(Beginning of Given data)

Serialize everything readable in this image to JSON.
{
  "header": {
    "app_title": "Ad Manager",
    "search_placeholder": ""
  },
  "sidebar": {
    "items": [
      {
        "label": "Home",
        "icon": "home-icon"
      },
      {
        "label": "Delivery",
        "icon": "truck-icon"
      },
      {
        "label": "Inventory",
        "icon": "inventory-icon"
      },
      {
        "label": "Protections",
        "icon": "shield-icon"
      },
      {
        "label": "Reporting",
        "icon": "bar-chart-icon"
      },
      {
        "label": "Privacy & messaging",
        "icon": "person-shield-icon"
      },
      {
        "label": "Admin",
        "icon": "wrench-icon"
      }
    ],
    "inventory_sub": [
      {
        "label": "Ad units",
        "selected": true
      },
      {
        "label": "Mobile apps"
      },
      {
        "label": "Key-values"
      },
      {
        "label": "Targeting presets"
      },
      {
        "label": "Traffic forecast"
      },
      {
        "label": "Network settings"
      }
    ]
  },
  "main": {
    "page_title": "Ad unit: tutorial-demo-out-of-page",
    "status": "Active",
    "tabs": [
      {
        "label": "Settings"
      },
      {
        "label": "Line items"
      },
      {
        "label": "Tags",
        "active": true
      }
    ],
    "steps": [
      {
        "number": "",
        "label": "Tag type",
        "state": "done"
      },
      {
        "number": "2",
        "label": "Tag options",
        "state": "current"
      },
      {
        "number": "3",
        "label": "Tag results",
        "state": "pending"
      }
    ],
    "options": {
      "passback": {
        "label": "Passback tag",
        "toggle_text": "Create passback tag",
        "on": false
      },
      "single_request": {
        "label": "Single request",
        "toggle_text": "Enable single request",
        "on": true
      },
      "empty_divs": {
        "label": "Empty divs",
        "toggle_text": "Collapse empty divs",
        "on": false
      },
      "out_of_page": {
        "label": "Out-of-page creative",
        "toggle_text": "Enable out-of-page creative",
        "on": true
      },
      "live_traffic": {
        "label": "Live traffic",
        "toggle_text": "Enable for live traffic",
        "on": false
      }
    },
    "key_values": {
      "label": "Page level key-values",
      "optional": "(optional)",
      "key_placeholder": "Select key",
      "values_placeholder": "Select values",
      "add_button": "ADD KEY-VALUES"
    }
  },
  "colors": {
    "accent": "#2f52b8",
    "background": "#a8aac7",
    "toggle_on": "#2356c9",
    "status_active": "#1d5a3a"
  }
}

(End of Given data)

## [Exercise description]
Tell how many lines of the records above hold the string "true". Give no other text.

## [Result for this exercise]
4